This book examines the globalization of belly dance and the distinct dancing communities that have evolved from it. The history of belly dance has taken place within the global flow of sojourners, immigrants, entrepreneurs, and tourists from the nineteenth to the twenty-first century. In some cases, the dance is transferred to new communities within the gender normative structure of its original location in North Africa and the Middle East. Belly dance also has become part of popular culture’s Orientalist infused discourse. The consequence of this discourse has been a global revision of the solo dances of North Africa and the Middle East into new genres that are still part of the larger belly dance community but are distinct in form and meaning from the dance as practiced within communities in North Africa and the Middle East.
ABOUT THE AUTHOR
Dr. Sellers-Young is a Professor Emerita in the Department of Dance, York University, Toronto. Prior to this she was Dean of the Faculty of Fine Arts at York University 2008-2013. From 1990 to 2008, she was a Professor at the University of California, Davis where she served as Chair of the Department of Theatre and Dance and as Executive Director of the Robert and Margit Mondavi Center for the Performing Arts. She has also taught at universities in England, China and Australia and served on working groups for the arts in the United States and Canada.
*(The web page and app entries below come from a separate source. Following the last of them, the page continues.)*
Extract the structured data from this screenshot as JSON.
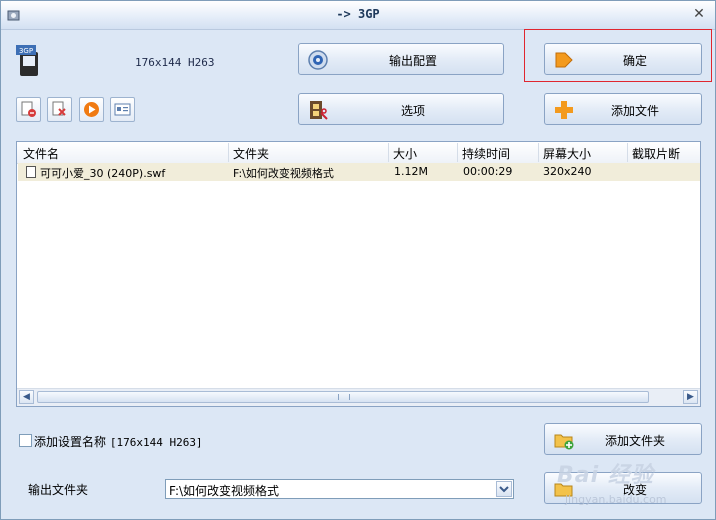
{
  "window": {
    "title": "-> 3GP"
  },
  "format": {
    "icon_text": "3GP",
    "summary": "176x144 H263"
  },
  "buttons": {
    "output_config": "输出配置",
    "ok": "确定",
    "options": "选项",
    "add_file": "添加文件",
    "add_folder": "添加文件夹",
    "change": "改变"
  },
  "small_buttons": [
    "remove-icon",
    "clear-icon",
    "play-icon",
    "info-icon"
  ],
  "file_list": {
    "columns": [
      "文件名",
      "文件夹",
      "大小",
      "持续时间",
      "屏幕大小",
      "截取片断"
    ],
    "rows": [
      {
        "name": "可可小爱_30 (240P).swf",
        "folder": "F:\\如何改变视频格式",
        "size": "1.12M",
        "duration": "00:00:29",
        "screen": "320x240",
        "clip": ""
      }
    ]
  },
  "settings": {
    "add_name_label": "添加设置名称",
    "add_name_value": "[176x144 H263]",
    "checked": false
  },
  "output": {
    "label": "输出文件夹",
    "folder": "F:\\如何改变视频格式"
  },
  "watermark": {
    "brand": "Bai  经验",
    "url": "jingyan.baidu.com"
  },
  "colors": {
    "accent_orange": "#f39a1e",
    "highlight": "#e0262f",
    "row_selected": "#f1edda"
  }
}
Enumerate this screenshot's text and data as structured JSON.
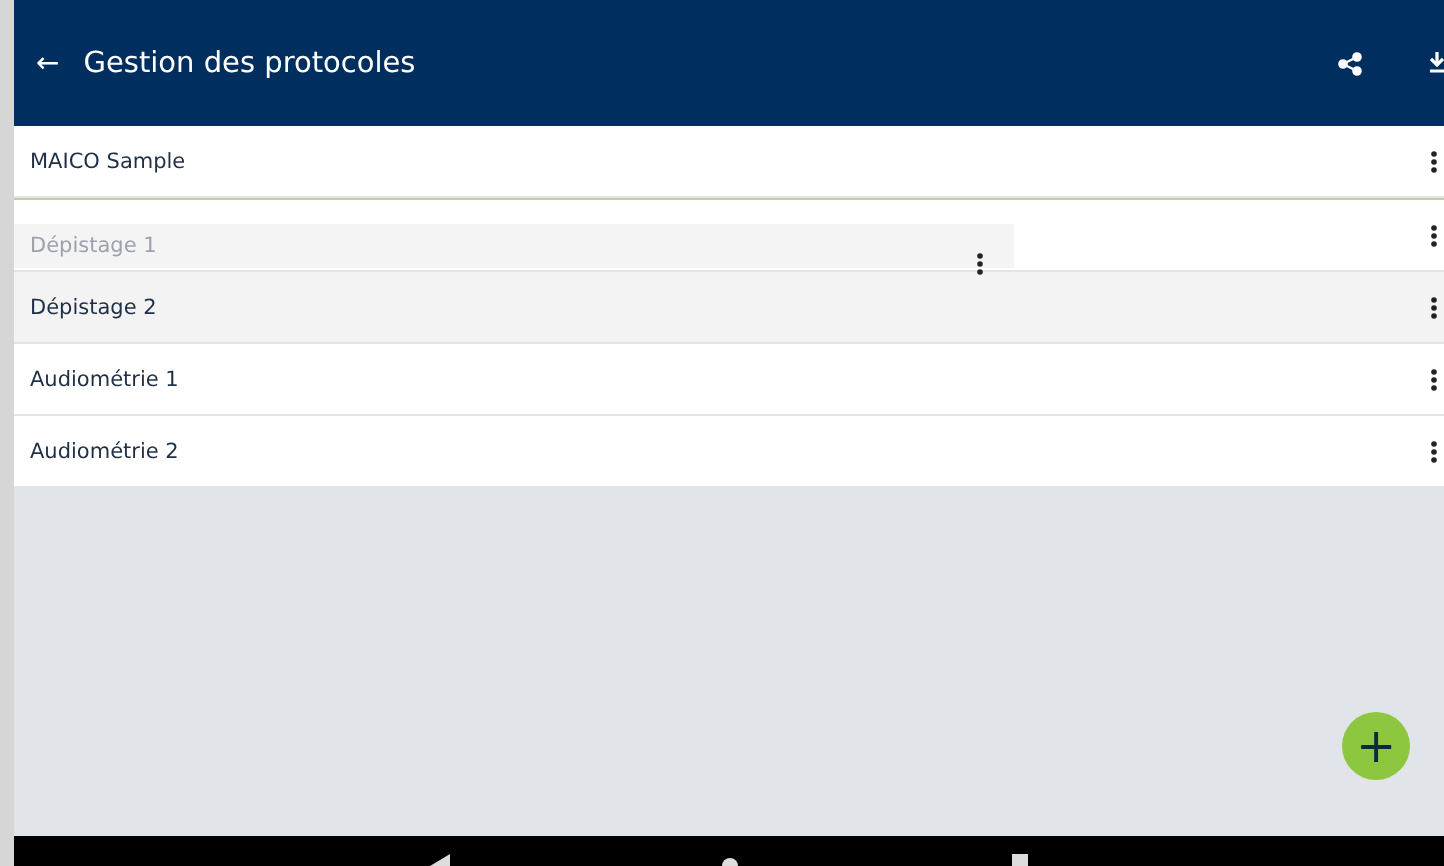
{
  "app_bar": {
    "title": "Gestion des protocoles",
    "back_icon": "←"
  },
  "protocols": [
    {
      "name": "MAICO Sample",
      "dragging": false,
      "highlighted": false
    },
    {
      "name": "Dépistage 1",
      "dragging": true,
      "highlighted": false
    },
    {
      "name": "Dépistage 2",
      "dragging": false,
      "highlighted": true
    },
    {
      "name": "Audiométrie 1",
      "dragging": false,
      "highlighted": false
    },
    {
      "name": "Audiométrie 2",
      "dragging": false,
      "highlighted": false
    }
  ],
  "fab": {
    "label": "+"
  }
}
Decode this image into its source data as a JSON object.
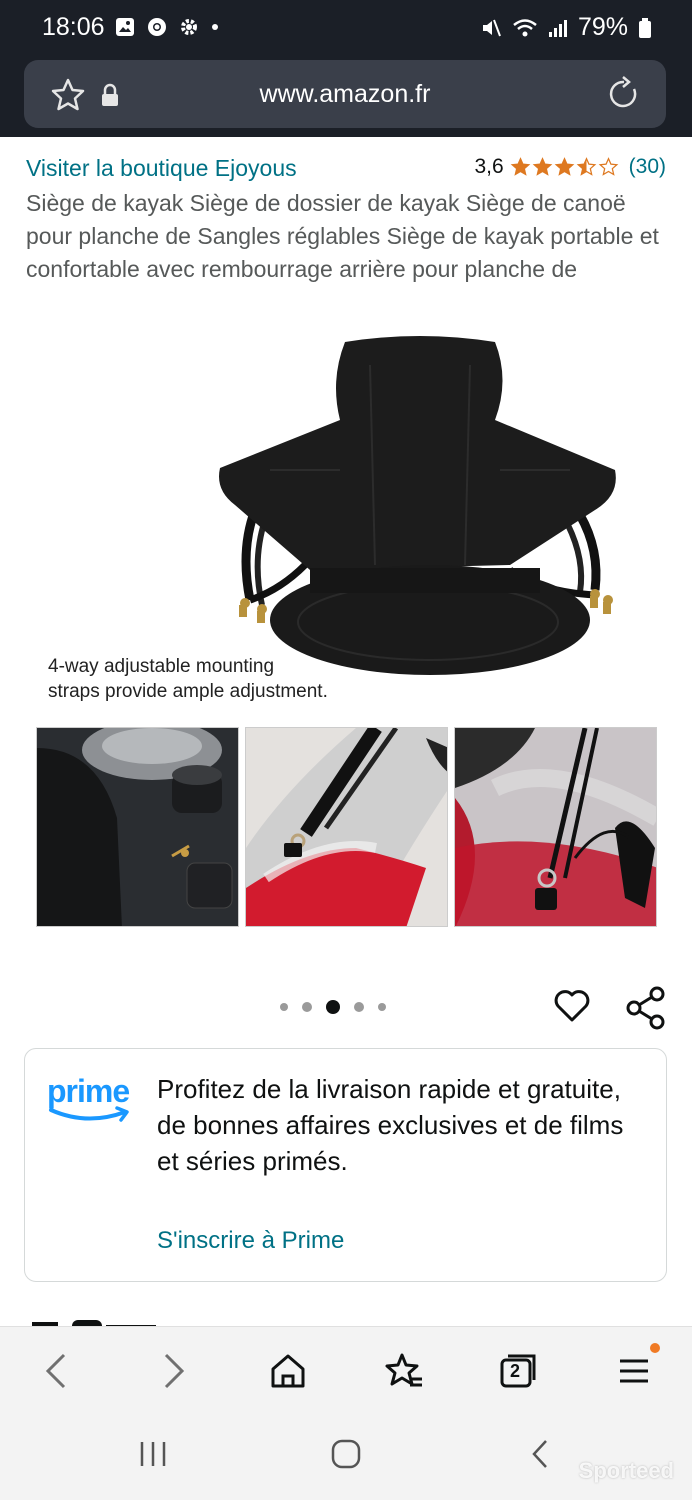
{
  "status_bar": {
    "time": "18:06",
    "battery": "79%"
  },
  "browser": {
    "url": "www.amazon.fr"
  },
  "product": {
    "store_link": "Visiter la boutique Ejoyous",
    "rating_value": "3,6",
    "rating_count": "(30)",
    "stars_fraction": 0.72,
    "title": "Siège de kayak Siège de dossier de kayak Siège de canoë pour planche de Sangles réglables Siège de kayak portable et confortable avec rembourrage arrière pour planche de",
    "image_caption_line1": "4-way adjustable mounting",
    "image_caption_line2": "straps provide ample adjustment."
  },
  "carousel": {
    "total": 5,
    "active_index": 2
  },
  "prime": {
    "logo": "prime",
    "text": "Profitez de la livraison rapide et gratuite, de bonnes affaires exclusives et de films et séries primés.",
    "link": "S'inscrire à Prime",
    "brand_color": "#1a98ff"
  },
  "bottom_nav": {
    "tabs_count": "2"
  },
  "watermark": "Sporteed",
  "colors": {
    "link": "#007185",
    "star": "#de7921",
    "status_bg": "#1b1f27"
  }
}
Dr. Sellers-Young's research has been supported by fellowships from the American Council of Learned Societies, Social Science Research Council (Canada), and the Centre for Cultural Research into Risk at the Charles Sturt University (Australia) as well as a Davis Humanities Fellowship. Other research awards include a Pacific Rim Planning Grant and a Video Development Grant from the Teaching Resources Center and the Japan Foundation Center for Global Partnership. She is the recipient of the 2011 Dixie Durr Award for Outstanding Service to Dance Research and the 2008 Distinguished Alumni Award from the School of Music and Dance at the University of Oregon.